(Beginning of DATA FOR ANALYSIS)

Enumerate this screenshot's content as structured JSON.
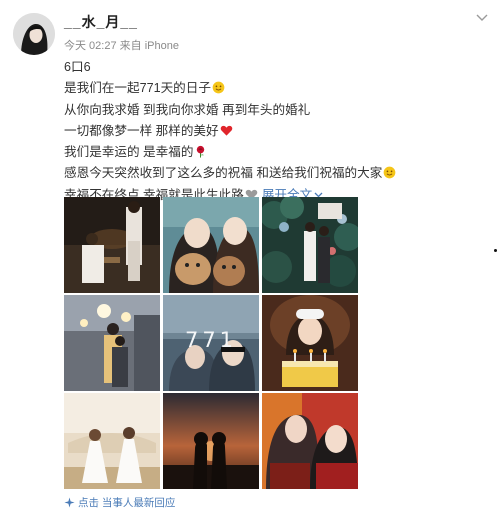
{
  "post": {
    "username": "__水_月__",
    "meta": "今天 02:27 来自 iPhone",
    "lines": [
      "6口6",
      "是我们在一起771天的日子",
      "从你向我求婚 到我向你求婚 再到年头的婚礼",
      "一切都像梦一样 那样的美好",
      "我们是幸运的 是幸福的",
      "感恩今天突然收到了这么多的祝福 和送给我们祝福的大家",
      "幸福不在终点 幸福就是此生此路"
    ],
    "expand_label": "展开全文",
    "photo_overlay_text": "771",
    "footer_label": "点击 当事人最新回应"
  },
  "icons": {
    "more": "chevron-down-icon",
    "smile": "smile-emoji-icon",
    "heart": "heart-emoji-icon",
    "rose": "rose-emoji-icon",
    "grey_heart": "grey-heart-emoji-icon",
    "expand": "chevron-down-icon",
    "footer": "sparkle-icon"
  },
  "colors": {
    "link": "#4a7bb7",
    "text": "#333333",
    "meta": "#8a8a8a",
    "heart": "#e0252b",
    "emoji": "#f5c518"
  }
}
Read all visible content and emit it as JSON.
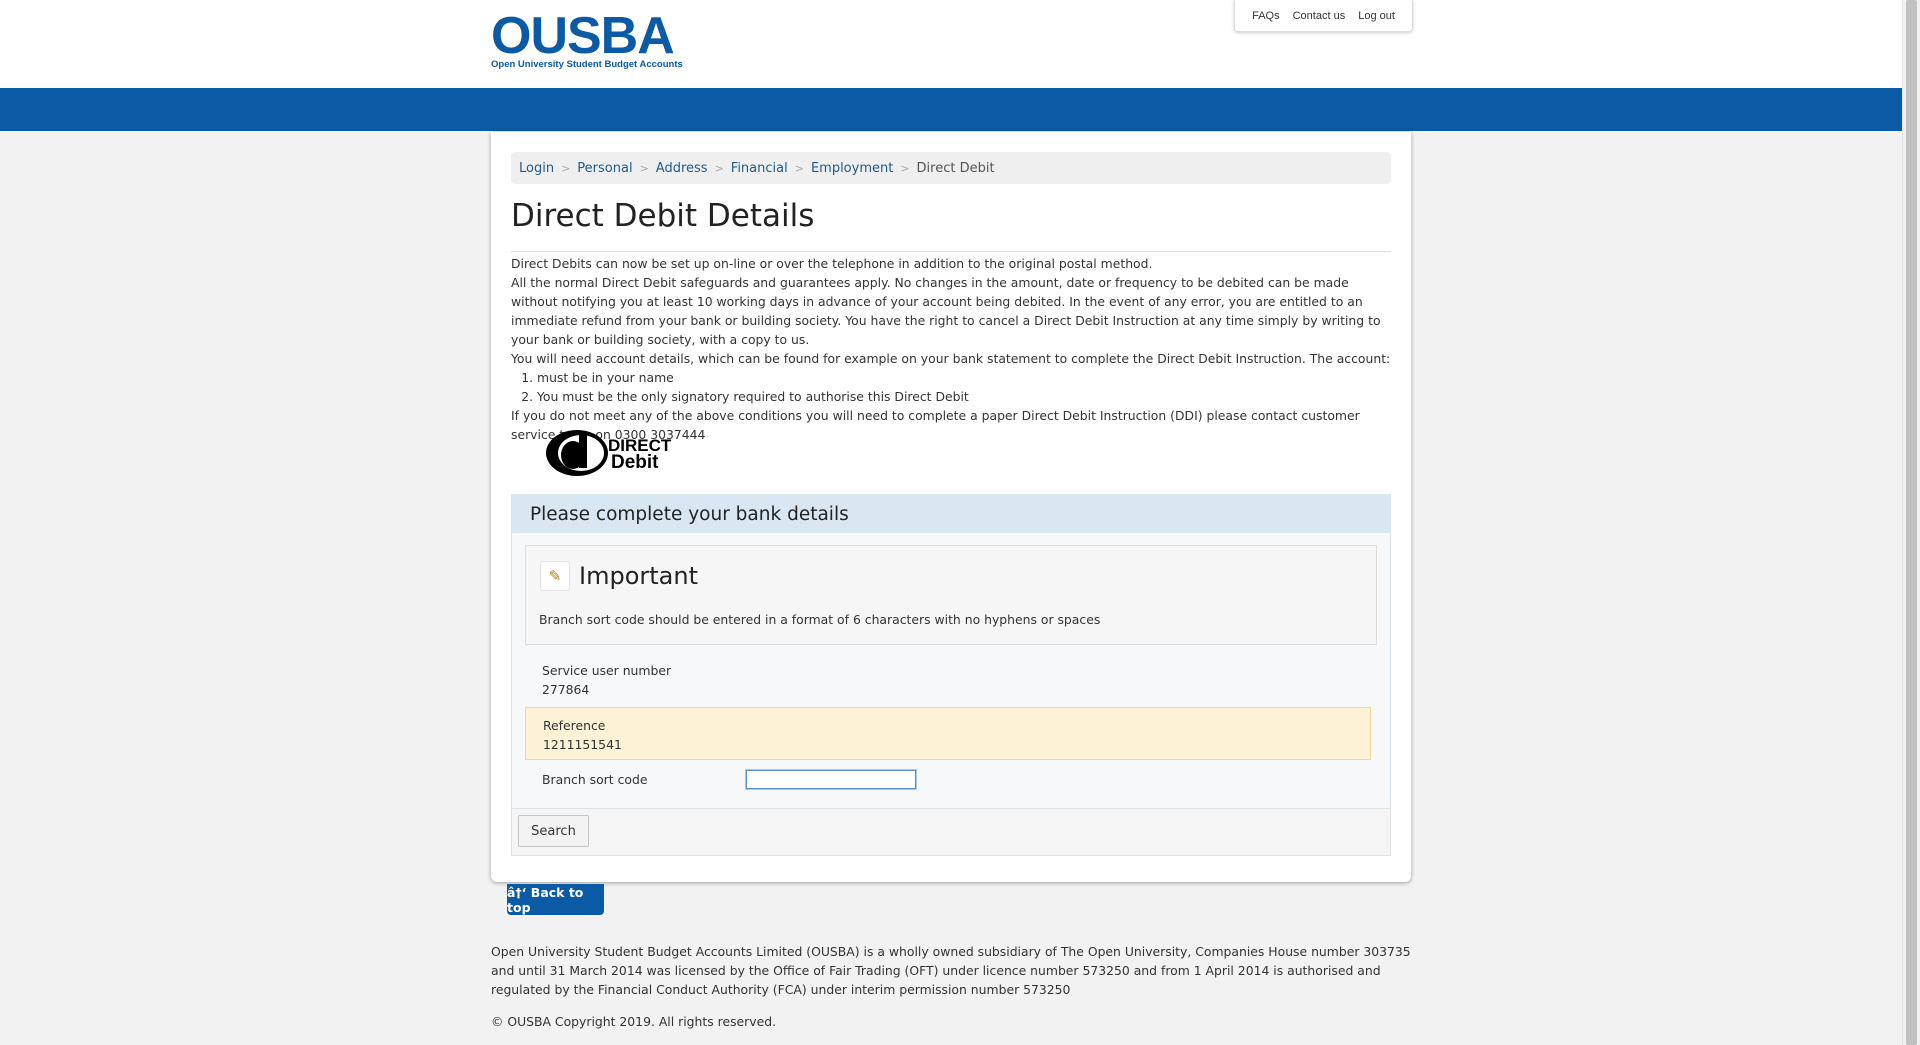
{
  "logo": {
    "mark": "OUSBA",
    "sub": "Open University Student Budget Accounts"
  },
  "toplinks": {
    "faqs": "FAQs",
    "contact": "Contact us",
    "logout": "Log out"
  },
  "breadcrumb": {
    "items": [
      "Login",
      "Personal",
      "Address",
      "Financial",
      "Employment"
    ],
    "current": "Direct Debit"
  },
  "page": {
    "title": "Direct Debit Details"
  },
  "intro": {
    "p1": "Direct Debits can now be set up on-line or over the telephone in addition to the original postal method.",
    "p2": "All the normal Direct Debit safeguards and guarantees apply. No changes in the amount, date or frequency to be debited can be made without notifying you at least 10 working days in advance of your account being debited. In the event of any error, you are entitled to an immediate refund from your bank or building society. You have the right to cancel a Direct Debit Instruction at any time simply by writing to your bank or building society, with a copy to us.",
    "p3": "You will need account details, which can be found for example on your bank statement to complete the Direct Debit Instruction. The account:",
    "list": [
      "must be in your name",
      "You must be the only signatory required to authorise this Direct Debit"
    ],
    "p4": "If you do not meet any of the above conditions you will need to complete a paper Direct Debit Instruction (DDI) please contact customer service team on 0300 3037444"
  },
  "dd_logo": {
    "line1": "DIRECT",
    "line2": "Debit"
  },
  "bank_panel": {
    "heading": "Please complete your bank details",
    "important_title": "Important",
    "important_text": "Branch sort code should be entered in a format of 6 characters with no hyphens or spaces",
    "service_label": "Service user number",
    "service_value": "277864",
    "reference_label": "Reference",
    "reference_value": "1211151541",
    "sort_label": "Branch sort code",
    "sort_value": ""
  },
  "buttons": {
    "search": "Search",
    "back_top": "â†‘ Back to top"
  },
  "footer": {
    "p1": "Open University Student Budget Accounts Limited (OUSBA) is a wholly owned subsidiary of The Open University, Companies House number 303735 and until 31 March 2014 was licensed by the Office of Fair Trading (OFT) under licence number 573250 and from 1 April 2014 is authorised and regulated by the Financial Conduct Authority (FCA) under interim permission number 573250",
    "copyright": "© OUSBA Copyright 2019. All rights reserved."
  },
  "colors": {
    "brand_blue": "#0a5aa5",
    "panel_head": "#d8e7f1",
    "reference_highlight": "#fdf2d5"
  }
}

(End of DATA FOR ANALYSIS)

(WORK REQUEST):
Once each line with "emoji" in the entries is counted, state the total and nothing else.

(WORKED SOLUTION):
5